Why not? Because, in a private system, there are no human opponents to poverty. (Hell, everyone hates poverty!) There are only poor people to be helped. It doesn't appeal to the human drive to idolize our heroes and demonize our enemies. Where would Obama be today without those wicked Republicans conspiring to starve poor blacks or push grandma off that cliff? What words could he use to rouse the masses to hysteria, if the fight were just against poor schools, or unemployment?
Without the Republicans, President Obama would still be a community organizer in Chicago, working out of a dirty office on the South Side. Without the Democrats, Mitt Romney would be nothing but another successful businessman. It is the fight that rouses our tribal instincts, not the cause of the fight. If poverty were conquered, we would find something else.
Libertarians will never appeal to a broad class of Americans, for the simple reason that libertarianism is too cat-like, too individualistic. Our bedrock human nature is the dog. The cat is a later, weaker graft. Packs of dogs can always kill any number of cats.
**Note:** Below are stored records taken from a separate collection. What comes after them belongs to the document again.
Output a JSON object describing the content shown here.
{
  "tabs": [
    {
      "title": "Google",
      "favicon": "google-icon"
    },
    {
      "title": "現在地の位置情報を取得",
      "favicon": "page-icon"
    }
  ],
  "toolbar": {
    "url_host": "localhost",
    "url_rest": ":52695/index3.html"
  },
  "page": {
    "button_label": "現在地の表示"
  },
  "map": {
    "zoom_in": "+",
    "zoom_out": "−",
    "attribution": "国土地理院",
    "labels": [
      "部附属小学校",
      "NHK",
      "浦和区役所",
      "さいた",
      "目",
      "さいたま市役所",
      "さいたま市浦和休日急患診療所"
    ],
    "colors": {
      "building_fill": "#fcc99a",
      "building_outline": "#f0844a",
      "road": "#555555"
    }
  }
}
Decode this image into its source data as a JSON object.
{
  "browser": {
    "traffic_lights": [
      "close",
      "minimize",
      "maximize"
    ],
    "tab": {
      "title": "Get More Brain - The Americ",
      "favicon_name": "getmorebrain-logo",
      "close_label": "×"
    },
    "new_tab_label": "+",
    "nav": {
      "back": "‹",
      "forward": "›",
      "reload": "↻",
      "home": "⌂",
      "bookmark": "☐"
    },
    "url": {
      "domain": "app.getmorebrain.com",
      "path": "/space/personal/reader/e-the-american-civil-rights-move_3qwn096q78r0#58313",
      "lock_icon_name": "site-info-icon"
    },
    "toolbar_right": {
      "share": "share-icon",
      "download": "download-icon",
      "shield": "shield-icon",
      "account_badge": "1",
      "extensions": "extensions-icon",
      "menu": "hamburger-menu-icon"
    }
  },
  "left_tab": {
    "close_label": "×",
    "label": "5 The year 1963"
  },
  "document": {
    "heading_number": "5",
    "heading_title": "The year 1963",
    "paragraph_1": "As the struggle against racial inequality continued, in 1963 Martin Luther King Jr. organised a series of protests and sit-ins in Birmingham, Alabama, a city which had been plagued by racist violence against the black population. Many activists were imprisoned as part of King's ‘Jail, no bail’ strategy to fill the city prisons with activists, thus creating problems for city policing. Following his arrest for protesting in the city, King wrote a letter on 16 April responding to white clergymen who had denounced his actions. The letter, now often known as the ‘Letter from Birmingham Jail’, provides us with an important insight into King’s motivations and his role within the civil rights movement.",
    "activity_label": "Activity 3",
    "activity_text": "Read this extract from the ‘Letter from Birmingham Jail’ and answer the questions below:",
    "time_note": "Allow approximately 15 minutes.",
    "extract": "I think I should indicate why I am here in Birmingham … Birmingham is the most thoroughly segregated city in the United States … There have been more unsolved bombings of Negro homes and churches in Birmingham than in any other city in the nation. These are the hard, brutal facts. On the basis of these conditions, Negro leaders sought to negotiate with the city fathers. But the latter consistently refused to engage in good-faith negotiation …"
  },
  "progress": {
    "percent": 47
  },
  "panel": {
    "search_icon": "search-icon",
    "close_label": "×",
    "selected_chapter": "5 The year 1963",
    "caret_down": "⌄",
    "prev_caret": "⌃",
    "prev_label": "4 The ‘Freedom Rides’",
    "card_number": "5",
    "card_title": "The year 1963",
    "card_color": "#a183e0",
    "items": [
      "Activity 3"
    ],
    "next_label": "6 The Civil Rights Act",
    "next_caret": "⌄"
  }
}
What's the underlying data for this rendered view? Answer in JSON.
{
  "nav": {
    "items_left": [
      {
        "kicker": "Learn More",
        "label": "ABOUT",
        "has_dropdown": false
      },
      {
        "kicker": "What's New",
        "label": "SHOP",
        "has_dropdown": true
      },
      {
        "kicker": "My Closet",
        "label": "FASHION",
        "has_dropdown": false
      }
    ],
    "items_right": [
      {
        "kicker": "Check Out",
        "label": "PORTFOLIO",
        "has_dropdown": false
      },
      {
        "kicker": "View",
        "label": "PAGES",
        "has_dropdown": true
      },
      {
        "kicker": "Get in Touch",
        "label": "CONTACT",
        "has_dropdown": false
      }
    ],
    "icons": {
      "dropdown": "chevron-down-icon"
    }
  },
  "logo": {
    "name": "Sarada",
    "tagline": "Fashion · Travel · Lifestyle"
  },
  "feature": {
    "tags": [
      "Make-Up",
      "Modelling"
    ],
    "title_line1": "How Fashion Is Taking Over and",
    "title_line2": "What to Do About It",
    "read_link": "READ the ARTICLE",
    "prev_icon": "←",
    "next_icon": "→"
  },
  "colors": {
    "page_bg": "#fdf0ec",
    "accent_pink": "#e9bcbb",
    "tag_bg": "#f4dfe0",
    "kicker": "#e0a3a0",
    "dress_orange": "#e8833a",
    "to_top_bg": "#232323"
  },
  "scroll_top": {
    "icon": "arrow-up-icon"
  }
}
Libertarianism can never succeed as a mass movement until it finds popular leaders and creates visible, human enemies to fight. We argue in favor of freedom, individualism, capitalism, and against fascism and socialism. All those 'isms'.
People need human enemies, and human heroes to make a political party. Sorry libertarians, Ron Paul doesn't quite fit the bill.